In winter, travel by snowmobile is a more popular option and day trips are offered by tour operators in Longyearbyen — it's a fantastic ride and well recommended.
Barentsburg is easily covered on foot.
Russian and Ukrainian are the main languages, spoken by the majority of the population. Government officials speak Norwegian.
Day-tripping tourists get about 2 hours to see the sights, and for most this is plenty.
- Chapel. A small orthodox wooden chapel, erected in 1996 to commemorate the 140 victims of a plane that crashed while bringing in a new shift of miners to Barentsburg.
- Lenin statue. It may be only the world's second most northernly statue of Lenin (the top spot still belongs to Pyramiden), but it's still a popular spot to take a picture.
- Pomor Museum, ☎ . Stuffed polar bears, a dinosaur footprint and lots of rocks. Entry 50 kr.
- Star and slogan. Look up on the hillside above Barentsburg — there's a five-pointed star and the Communist-era slogan Миру Мир/Miru Mir, or "Peace to the World". The sign also serves a useful function during winter, as when the star becomes visible again, the polar night has ended and summer is coming.
- Sport Hall. Two sea water swimming pools and assorted other sports facilities. Also used for competitions with Longyearbyen
The Norwegian currency kroner are used in Barentsburg and prices for touristy activities are adjusted to Norwegian levels.
- Polar Star (in the cultural center). Souvenir shop offering matryoshka dolls, Lenin pins and assorted other Soviet-Russian kitsch.
Locals eat cabbage soup (shchi) in their canteen for free, but tourists will normally be limited to meals at the hotel (30-70 kr).
The Cafe-Bar 78 Parallel, in the canteen building right on top of the stairs leading to town is currently closed, accordingly for some "restoration" work.

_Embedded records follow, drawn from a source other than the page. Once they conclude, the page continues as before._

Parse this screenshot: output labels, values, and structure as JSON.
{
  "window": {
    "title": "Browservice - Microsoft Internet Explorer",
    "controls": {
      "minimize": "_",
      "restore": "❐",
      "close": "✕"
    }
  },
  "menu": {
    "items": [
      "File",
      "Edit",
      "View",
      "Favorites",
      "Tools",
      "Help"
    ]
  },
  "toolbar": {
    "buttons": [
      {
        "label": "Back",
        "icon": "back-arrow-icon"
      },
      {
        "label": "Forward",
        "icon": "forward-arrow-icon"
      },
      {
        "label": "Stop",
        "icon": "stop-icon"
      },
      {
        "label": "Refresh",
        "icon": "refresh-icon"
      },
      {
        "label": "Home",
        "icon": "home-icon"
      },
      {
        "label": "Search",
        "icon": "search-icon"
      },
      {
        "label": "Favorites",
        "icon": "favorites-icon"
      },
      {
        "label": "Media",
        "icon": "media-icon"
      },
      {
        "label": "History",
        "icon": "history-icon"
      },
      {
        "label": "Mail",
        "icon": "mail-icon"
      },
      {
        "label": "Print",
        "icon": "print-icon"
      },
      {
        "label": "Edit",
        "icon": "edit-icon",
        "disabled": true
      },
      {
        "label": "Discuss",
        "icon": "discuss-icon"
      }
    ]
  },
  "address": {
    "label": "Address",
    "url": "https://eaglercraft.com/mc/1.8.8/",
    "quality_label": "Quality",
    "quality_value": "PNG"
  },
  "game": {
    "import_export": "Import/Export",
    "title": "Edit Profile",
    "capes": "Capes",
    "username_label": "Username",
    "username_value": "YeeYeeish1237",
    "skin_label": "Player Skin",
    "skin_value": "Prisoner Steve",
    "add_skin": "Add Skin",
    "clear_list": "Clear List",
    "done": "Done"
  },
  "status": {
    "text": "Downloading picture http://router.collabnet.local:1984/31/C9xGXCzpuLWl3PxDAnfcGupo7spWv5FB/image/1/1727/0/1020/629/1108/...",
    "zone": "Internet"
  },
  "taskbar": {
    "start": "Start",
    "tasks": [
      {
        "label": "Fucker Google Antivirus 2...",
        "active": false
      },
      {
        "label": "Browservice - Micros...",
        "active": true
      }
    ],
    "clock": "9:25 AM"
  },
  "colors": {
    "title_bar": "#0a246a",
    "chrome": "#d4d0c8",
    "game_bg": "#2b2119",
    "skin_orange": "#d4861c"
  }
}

The hotel's bar serves up Russian vodka, cognac and champagne.
There is precisely one public accommodation option.
- Barentsburg Hotel, ☎ . Reasonably new (1988) and in fairly good shape. Double rooms from 550 kr.
The Barentsburg Hotel has a post office for sending mail. It's a branch of the Longyearbyen post office and thus uses Norwegian stamps (and Norwegian prices), but they do have their own postmark.
There is a small Russian consulate on Barentsburg, which could theoretically issue you a Russian visa. (Don't count on it though, certainly not without checking ahead. A Russian visa application is a complicated process, and you can't just show up to get one. For example, you need a confirmed and paid hotel booking before applying.)